**Data for analysis:**
- - - - - - -
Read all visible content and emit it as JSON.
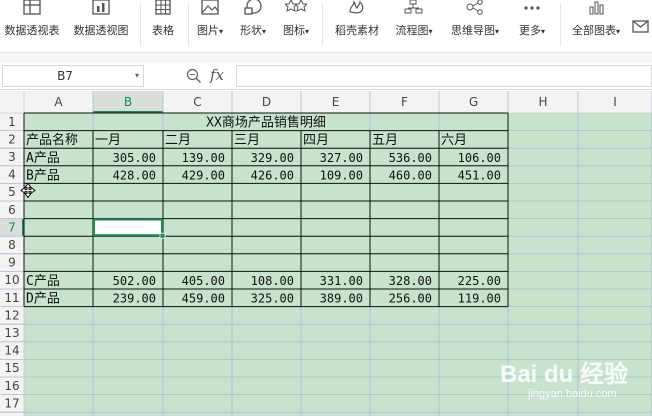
{
  "ribbon": {
    "items": [
      {
        "label": "数据透视表",
        "icon": "pivot-table-icon"
      },
      {
        "label": "数据透视图",
        "icon": "pivot-chart-icon"
      },
      {
        "label": "表格",
        "icon": "table-icon"
      },
      {
        "label": "图片",
        "icon": "picture-icon",
        "dropdown": "▾"
      },
      {
        "label": "形状",
        "icon": "shapes-icon",
        "dropdown": "▾"
      },
      {
        "label": "图标",
        "icon": "icons-icon",
        "dropdown": "▾"
      },
      {
        "label": "稻壳素材",
        "icon": "docer-material-icon"
      },
      {
        "label": "流程图",
        "icon": "flowchart-icon",
        "dropdown": "▾"
      },
      {
        "label": "思维导图",
        "icon": "mindmap-icon",
        "dropdown": "▾"
      },
      {
        "label": "更多",
        "icon": "more-icon",
        "dropdown": "▾"
      },
      {
        "label": "全部图表",
        "icon": "all-charts-icon",
        "dropdown": "▾"
      }
    ]
  },
  "formula_bar": {
    "name_box": "B7",
    "name_box_arrow": "▾",
    "zoom_icon": "zoom-icon",
    "fx": "fx",
    "formula": ""
  },
  "sheet": {
    "columns": [
      "A",
      "B",
      "C",
      "D",
      "E",
      "F",
      "G",
      "H",
      "I"
    ],
    "rows": [
      "1",
      "2",
      "3",
      "4",
      "5",
      "6",
      "7",
      "8",
      "9",
      "10",
      "11",
      "12",
      "13",
      "14",
      "15",
      "16",
      "17"
    ],
    "title": "XX商场产品销售明细",
    "header": [
      "产品名称",
      "一月",
      "二月",
      "三月",
      "四月",
      "五月",
      "六月"
    ],
    "data_rows": [
      {
        "row": 3,
        "cells": [
          "A产品",
          "305.00",
          "139.00",
          "329.00",
          "327.00",
          "536.00",
          "106.00"
        ]
      },
      {
        "row": 4,
        "cells": [
          "B产品",
          "428.00",
          "429.00",
          "426.00",
          "109.00",
          "460.00",
          "451.00"
        ]
      },
      {
        "row": 10,
        "cells": [
          "C产品",
          "502.00",
          "405.00",
          "108.00",
          "331.00",
          "328.00",
          "225.00"
        ]
      },
      {
        "row": 11,
        "cells": [
          "D产品",
          "239.00",
          "459.00",
          "325.00",
          "389.00",
          "256.00",
          "119.00"
        ]
      }
    ],
    "selected_cell": "B7",
    "fill_color": "#c7e3cc",
    "gridline_color": "#aab8d8",
    "selection_color": "#1a8a5a"
  },
  "watermark": {
    "text": "Bai du 经验",
    "url": "jingyan.baidu.com"
  }
}
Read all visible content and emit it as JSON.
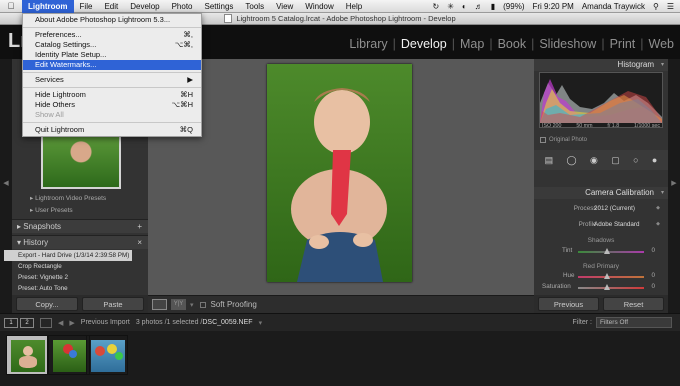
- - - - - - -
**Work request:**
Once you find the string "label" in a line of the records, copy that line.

**Response:**
        "label": "数据透视表",
        "label": "数据透视图",
        "label": "表格",
        "label": "图片",
        "label": "形状",
        "label": "图标",
        "label": "稻壳素材",
        "label": "流程图",
        "label": "思维导图",
        "label": "更多",
        "label": "全部图表",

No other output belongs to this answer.